Treatment support and advocacy: As with other special need disorders, there is a high demand on parents of depressed youths to support mental health interventions. This goes beyond sheer availability, as there are invariably parent and family components to treatment plans for these adolescents. Medication may also be indicated, but parents sometimes disagree with this medical intervention. If a treatment plan has been determined and one parent is unable or unwilling to support it, the parent who will cooperate with and facilitate treatment may need to have temporary sole legal custody for decision making in this domain. Additionally, some seriously depressed children or teenagers may be unable to function in a regular school environment for a period of time. They may need to be placed on a “home and hospital” program, whereby they complete school lessons and assignments at home, under the supervision of a teacher designated by the school. Such home-based interventions often either requires an IEP being completed by the school, or a psychiatrist’s or psychologist’s written diagnosis and recommendation to the school often compels the school to arrange a home and hospital program. This demands not only parent availability, but assertive advocacy. In such situations, typical joint physical custody plans for this age group are rarely appropriate.
Parent communication and co-parenting relationship: Sound co-parenting relationships and reasonably healthy communication between parents is a general protective factor in divorce. The opposite—poor collaboration and communication—are especially salient risk factors in families with seriously depressed teens.

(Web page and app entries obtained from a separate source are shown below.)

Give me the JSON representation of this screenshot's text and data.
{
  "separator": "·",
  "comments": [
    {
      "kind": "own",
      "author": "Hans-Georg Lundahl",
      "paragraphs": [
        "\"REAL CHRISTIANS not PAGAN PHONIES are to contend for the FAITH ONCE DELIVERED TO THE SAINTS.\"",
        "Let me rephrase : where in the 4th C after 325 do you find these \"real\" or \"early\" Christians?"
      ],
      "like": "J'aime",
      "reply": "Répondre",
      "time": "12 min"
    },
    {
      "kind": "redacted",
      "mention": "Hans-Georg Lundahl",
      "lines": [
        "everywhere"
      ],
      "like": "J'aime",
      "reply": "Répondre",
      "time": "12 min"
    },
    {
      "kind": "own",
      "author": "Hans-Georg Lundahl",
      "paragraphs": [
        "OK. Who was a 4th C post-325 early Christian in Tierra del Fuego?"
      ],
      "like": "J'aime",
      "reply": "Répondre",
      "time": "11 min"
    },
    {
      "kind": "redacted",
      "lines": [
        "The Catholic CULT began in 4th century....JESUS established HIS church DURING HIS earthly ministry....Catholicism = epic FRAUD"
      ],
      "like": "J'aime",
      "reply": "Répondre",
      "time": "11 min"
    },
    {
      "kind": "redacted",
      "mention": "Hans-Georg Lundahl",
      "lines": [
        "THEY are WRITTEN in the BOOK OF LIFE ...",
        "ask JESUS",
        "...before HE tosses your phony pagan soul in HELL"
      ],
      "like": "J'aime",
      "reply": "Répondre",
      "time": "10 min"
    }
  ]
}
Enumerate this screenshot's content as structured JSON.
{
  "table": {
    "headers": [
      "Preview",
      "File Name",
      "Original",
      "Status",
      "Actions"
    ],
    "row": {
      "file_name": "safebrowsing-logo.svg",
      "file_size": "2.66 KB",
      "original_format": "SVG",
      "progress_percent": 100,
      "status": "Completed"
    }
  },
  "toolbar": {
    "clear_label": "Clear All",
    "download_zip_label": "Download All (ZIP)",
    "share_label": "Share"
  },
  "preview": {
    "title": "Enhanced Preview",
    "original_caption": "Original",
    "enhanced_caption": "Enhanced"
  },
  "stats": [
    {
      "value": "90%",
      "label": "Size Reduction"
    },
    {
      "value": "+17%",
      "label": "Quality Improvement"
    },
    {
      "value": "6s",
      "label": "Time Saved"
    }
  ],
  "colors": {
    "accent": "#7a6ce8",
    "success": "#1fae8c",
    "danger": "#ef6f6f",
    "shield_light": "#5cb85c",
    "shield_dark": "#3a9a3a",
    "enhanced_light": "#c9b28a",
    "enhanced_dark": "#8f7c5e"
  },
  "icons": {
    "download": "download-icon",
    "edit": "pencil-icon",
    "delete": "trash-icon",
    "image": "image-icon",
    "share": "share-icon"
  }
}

Particularly given adolescents’ normative tendency to hold private their thoughts and feelings from their parents, coupled with the fact that teenage depression is not always recognizable to adults, the stakes are high when one parents misses critical signs of danger. When one parent’s resentments toward the other trump their willingness to work together, the depressed youth is extremely vulnerable. We want to emphasize however, that while it may be advisable to place a seriously depressed youth in one parent’s home, there are further risks when the other parent drops out of the picture. Thus, the custodial parent should also be the parent who understands the teenager’s need to keep contact with the non-custodial parent and will facilitate that contact, despite a changed timeshare schedule. Seeking the input of teenagers is especially important in determining the best custodial arrangement for assisting the depressed child or teenager to improve his or her symptoms and reduce the possibility of suicidal or non-suicidal self-injurious behavior.